* **Problem to work on**: This exercise calls for a copy of every line in the listing below that carries the word "email".
***** Supplied material *****
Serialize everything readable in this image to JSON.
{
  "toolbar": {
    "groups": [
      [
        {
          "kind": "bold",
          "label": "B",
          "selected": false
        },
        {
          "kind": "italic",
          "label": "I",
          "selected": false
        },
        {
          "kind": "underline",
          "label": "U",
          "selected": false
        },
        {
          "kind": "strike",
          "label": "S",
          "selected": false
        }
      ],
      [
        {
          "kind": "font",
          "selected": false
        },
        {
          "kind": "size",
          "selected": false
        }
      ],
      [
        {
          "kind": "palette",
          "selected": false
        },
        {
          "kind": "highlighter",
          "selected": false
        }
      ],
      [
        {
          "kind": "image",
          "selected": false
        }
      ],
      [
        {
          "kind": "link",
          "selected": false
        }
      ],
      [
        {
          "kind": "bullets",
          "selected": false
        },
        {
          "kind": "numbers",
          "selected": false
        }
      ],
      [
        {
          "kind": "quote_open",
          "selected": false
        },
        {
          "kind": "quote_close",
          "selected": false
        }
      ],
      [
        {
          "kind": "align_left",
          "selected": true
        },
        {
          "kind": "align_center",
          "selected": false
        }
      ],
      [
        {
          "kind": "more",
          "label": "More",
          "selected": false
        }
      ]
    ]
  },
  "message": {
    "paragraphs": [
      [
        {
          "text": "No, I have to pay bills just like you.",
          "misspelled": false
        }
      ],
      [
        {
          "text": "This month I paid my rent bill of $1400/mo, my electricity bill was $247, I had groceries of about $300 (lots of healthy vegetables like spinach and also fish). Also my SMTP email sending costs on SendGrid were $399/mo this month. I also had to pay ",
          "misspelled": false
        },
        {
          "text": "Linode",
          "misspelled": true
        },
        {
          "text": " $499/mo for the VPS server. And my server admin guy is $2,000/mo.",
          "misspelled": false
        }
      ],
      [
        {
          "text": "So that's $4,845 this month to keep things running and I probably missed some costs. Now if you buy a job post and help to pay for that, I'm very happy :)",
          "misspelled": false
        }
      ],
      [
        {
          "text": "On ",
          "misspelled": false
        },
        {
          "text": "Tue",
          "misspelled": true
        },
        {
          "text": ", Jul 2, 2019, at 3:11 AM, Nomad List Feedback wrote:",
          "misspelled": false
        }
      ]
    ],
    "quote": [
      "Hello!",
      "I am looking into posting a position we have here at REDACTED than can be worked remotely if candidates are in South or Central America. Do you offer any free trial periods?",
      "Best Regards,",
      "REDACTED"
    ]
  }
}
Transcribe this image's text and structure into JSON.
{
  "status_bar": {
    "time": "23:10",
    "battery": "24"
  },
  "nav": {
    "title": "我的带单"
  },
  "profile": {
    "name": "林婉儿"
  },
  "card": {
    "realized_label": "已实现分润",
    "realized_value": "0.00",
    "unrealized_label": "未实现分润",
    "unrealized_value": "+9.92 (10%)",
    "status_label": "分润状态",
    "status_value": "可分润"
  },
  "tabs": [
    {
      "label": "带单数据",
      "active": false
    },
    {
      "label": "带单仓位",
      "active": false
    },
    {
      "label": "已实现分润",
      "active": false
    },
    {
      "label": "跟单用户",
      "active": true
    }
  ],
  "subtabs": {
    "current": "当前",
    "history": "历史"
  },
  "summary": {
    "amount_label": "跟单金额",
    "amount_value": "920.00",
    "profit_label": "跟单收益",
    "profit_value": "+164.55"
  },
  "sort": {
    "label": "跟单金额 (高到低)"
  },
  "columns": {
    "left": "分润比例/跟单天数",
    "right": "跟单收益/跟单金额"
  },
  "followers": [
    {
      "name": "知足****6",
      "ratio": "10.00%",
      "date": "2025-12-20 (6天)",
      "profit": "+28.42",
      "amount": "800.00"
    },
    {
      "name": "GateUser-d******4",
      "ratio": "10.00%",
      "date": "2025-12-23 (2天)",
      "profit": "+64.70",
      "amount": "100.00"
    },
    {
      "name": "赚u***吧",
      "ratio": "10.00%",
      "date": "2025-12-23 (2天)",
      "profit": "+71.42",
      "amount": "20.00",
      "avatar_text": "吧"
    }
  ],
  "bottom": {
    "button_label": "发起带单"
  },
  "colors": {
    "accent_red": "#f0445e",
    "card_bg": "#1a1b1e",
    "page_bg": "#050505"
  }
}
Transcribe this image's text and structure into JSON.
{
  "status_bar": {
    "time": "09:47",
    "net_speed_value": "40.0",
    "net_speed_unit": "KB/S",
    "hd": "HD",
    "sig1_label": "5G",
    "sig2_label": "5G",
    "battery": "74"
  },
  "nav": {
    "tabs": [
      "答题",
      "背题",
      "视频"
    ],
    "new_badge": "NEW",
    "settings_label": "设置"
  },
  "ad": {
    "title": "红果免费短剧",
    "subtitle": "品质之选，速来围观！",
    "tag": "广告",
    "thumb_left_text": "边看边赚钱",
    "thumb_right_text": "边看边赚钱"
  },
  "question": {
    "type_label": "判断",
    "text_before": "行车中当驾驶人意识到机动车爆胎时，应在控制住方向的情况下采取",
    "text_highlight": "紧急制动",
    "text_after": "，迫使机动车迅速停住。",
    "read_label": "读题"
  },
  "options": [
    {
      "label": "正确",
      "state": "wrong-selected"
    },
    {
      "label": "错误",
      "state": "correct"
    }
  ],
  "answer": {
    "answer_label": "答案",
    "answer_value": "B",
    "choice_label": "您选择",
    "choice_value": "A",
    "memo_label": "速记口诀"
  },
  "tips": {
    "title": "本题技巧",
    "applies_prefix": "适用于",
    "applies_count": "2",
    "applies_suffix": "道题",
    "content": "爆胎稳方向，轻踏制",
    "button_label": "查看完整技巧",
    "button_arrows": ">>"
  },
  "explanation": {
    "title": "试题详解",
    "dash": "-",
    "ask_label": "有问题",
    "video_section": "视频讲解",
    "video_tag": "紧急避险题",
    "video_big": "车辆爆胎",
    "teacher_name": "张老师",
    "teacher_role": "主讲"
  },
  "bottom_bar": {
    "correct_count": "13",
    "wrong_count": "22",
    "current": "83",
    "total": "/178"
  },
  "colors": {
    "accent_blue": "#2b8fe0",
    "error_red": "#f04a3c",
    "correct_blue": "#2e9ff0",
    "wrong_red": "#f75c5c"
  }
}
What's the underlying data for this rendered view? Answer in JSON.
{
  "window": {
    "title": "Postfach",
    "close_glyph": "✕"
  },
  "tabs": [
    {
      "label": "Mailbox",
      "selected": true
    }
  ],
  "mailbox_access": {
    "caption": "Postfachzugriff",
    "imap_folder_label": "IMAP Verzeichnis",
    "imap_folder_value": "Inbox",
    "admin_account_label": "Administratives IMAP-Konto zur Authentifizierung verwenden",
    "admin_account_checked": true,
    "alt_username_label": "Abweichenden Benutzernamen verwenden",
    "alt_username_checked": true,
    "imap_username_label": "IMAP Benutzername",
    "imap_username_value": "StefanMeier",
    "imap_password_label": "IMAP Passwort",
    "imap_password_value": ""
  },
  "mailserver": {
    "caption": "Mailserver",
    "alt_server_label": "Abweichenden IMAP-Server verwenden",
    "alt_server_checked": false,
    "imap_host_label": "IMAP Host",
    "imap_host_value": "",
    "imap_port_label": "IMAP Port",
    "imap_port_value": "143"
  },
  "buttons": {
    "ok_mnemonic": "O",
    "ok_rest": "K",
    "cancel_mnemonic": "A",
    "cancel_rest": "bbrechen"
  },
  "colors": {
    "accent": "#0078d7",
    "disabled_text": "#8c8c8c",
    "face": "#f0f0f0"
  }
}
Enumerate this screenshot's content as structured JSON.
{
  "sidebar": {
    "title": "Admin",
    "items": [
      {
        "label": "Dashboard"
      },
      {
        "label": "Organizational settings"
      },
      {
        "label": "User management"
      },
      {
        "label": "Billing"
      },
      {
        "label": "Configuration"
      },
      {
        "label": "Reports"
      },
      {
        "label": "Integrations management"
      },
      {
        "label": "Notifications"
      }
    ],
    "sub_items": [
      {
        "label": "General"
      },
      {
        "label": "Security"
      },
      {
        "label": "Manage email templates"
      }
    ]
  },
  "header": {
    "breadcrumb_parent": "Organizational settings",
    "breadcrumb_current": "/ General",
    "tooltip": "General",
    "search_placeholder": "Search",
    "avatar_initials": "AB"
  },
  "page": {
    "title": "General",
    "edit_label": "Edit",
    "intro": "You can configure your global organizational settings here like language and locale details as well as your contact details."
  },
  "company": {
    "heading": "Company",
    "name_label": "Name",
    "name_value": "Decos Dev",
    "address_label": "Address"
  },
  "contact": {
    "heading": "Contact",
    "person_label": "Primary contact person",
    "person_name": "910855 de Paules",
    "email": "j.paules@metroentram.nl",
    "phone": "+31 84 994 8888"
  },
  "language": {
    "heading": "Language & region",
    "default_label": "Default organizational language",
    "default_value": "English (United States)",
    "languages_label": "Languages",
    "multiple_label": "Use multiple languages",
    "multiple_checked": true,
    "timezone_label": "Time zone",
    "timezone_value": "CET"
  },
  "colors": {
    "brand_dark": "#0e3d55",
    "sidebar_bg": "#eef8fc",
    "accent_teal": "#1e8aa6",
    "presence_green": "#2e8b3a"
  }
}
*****
* **Reply to the exercise**:
          "text": "This month I paid my rent bill of $1400/mo, my electricity bill was $247, I had groceries of about $300 (lots of healthy vegetables like spinach and also fish). Also my SMTP email sending costs on SendGrid were $399/mo this month. I also had to pay ",
        "label": "Manage email templates"
    "email": "j.paules@metroentram.nl",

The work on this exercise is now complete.